● **Your objective**: Tally every line below where "Documents" appears, then report the total alone.

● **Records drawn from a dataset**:

****

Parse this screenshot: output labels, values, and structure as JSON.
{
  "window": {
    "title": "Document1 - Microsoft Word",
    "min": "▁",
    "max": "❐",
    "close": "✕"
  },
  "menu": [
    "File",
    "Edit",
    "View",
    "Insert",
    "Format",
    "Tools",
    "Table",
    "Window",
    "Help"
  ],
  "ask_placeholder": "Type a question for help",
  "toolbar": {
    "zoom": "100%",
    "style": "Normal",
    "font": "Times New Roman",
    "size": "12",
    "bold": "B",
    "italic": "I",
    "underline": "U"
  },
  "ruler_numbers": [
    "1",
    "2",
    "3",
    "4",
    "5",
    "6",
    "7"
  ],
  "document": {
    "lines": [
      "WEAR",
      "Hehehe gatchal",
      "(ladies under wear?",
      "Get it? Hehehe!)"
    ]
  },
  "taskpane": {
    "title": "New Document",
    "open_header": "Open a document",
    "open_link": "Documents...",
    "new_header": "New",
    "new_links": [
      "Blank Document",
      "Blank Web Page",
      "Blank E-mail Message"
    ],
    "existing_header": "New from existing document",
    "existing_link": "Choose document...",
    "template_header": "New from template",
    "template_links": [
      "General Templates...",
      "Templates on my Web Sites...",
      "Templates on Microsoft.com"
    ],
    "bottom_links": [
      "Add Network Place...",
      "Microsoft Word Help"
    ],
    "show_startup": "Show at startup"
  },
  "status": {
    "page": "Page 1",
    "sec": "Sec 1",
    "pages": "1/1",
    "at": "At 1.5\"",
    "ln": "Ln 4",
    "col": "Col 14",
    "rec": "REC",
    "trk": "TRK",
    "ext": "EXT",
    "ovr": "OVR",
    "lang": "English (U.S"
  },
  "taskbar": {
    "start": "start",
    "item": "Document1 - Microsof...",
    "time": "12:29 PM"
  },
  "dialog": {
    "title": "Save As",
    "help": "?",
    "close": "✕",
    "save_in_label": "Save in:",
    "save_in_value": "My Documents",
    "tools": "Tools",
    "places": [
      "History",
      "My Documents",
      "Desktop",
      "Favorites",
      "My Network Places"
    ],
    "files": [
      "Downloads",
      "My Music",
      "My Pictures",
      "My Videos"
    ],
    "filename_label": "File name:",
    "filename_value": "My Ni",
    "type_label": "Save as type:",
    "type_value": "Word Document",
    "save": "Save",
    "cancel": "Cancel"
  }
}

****

● **Solution to this task**: 3